Recently, Amazon rolled out its revamped brand registry. This is a recent example of an online marketplace encouraging intellectual property owners to embrace the platform by taking steps to protect such owners’ rights. Amazon encourages participation in the brand registry by noting that those who enroll “can work together [with Amazon] to reduce potential intellectual property rights violations and promote an accurate representation of [their] brand on Amazon.” But at the moment, not all brands may be enrolled with Amazon. To be eligible, the mark must be a standard character mark, must be the subject of a registration, and must match the brand printed on products or packaging.

This illustrates one more benefit of federal trademark registration. Registration on the principal register of the U.S. Patent and Trademark Office accords mark owners the following benefits under federal statutes and regulations:

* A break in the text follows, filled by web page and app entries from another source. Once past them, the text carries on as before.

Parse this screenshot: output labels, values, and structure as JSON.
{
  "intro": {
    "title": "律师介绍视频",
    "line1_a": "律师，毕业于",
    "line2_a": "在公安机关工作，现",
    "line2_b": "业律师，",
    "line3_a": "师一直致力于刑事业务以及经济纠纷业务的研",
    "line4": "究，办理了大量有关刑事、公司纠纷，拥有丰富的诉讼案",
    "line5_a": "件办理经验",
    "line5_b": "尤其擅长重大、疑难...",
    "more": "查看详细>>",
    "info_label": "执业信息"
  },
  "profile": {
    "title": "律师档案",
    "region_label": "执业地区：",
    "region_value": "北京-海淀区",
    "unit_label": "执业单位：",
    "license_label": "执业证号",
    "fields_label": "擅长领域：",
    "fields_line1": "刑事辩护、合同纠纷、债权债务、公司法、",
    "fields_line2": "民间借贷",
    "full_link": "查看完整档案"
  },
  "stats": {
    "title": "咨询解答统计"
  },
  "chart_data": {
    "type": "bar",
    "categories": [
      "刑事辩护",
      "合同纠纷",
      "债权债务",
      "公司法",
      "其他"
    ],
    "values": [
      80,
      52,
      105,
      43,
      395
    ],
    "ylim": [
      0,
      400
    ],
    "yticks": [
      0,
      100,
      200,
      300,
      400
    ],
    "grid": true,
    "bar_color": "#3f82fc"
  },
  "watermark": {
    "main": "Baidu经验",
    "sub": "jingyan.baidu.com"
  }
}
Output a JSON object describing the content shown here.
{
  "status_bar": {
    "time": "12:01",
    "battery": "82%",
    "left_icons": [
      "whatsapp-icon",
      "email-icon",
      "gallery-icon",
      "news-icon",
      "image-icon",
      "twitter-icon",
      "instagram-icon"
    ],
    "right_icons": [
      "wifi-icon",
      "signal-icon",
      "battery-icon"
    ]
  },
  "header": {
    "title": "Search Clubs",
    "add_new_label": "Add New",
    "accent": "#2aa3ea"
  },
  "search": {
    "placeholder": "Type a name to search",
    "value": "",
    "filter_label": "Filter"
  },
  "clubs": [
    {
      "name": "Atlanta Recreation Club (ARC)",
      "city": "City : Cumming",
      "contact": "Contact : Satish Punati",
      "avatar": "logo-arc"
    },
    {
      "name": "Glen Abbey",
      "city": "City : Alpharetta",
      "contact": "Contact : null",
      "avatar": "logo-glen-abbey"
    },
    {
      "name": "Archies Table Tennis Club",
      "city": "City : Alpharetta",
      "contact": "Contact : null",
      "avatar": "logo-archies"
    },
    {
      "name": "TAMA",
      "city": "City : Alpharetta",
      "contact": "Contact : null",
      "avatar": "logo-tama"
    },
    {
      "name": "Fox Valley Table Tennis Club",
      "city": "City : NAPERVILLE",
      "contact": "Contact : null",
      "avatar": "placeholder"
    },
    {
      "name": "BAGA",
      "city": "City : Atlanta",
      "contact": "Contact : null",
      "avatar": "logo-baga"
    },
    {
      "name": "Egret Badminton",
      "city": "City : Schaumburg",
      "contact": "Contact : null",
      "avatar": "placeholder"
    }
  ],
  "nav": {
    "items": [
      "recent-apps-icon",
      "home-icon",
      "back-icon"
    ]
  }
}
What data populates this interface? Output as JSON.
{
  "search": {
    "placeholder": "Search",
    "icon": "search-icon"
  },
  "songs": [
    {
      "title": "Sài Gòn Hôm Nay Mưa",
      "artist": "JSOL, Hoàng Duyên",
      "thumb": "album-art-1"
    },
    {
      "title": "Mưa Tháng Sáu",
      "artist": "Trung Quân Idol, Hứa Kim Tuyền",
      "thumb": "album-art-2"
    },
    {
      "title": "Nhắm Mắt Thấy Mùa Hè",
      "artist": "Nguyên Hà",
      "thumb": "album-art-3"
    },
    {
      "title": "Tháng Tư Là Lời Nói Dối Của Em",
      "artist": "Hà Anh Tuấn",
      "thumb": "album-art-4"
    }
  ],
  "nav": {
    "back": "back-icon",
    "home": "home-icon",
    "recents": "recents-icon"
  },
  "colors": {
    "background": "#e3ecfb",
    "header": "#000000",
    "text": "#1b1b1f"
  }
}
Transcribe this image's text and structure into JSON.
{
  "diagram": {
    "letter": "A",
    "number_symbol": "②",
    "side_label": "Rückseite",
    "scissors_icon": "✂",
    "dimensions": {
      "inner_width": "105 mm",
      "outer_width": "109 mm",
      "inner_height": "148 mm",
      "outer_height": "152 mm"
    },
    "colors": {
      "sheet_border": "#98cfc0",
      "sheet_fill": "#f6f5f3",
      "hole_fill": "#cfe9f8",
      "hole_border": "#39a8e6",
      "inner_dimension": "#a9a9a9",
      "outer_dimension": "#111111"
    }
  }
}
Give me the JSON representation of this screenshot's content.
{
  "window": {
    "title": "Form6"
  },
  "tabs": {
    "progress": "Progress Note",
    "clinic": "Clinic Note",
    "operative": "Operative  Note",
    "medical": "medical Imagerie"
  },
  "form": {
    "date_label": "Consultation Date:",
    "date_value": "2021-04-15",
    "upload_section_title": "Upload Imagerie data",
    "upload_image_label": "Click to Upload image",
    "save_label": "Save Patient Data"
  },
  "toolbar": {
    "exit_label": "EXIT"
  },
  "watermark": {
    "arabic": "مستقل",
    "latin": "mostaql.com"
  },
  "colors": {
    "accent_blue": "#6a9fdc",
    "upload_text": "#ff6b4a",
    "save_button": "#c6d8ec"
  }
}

  • Right to use the ® symbol to notify third parties the mark is federally registered;
  • Right to claim certain advantages in seeking registration of the mark abroad under certain international treaties;
  • Registration constitutes constructive use of the mark as of the date of the application and a right of nationwide priority against others (with certain exceptions) in connection with the goods and services identified in the registration;
  • Right to record the mark with U.S. Customs & Border Protection to block importation of products/materials bearing infringing or counterfeit marks;
  • Registration constitutes prima facie evidence of validity of the registered mark, of registration of the mark, of the registrant’s ownership of the mark, and of the registrant’s exclusive right to use the registered mark with the goods and services set forth in the certificate;
  • After the fifth anniversary of the registration date, the grounds for cancellation of the registration are limited;

In addition to the foregoing, there are some practical benefits to registration. To the extent a brand owner seeks to use enforcement tools made available by third parties or alternative dispute resolution proceedings, trademark registration may be necessary or desirable. In the case of some privately administered enforcement programs, like Amazon’s brand registry, registration may be a prerequisite.

Similarly, if a brand owner needs to enforce trademark rights against a cybersquatter through a Uniform Dispute Resolution Proceeding, registration of the mark is desirable because that evidence goes a long way towards proving one of the elements of the claim, namely, that the claimant owns rights in the mark. But if the claimant wants to enforce its rights through the Uniform Rapid Suspension system, registration of the mark is necessary (unless the mark has been validated through court proceedings or is the subject of specific protection under a statute or treaty).

Increasingly, federal trademark registration is not just something nice to have, but something necessary to allow a brand owner access to the full panoply of enforcement tools, especially online enforcement tools. If you have not yet registered your most important brands, consider consulting with a trademark attorney today.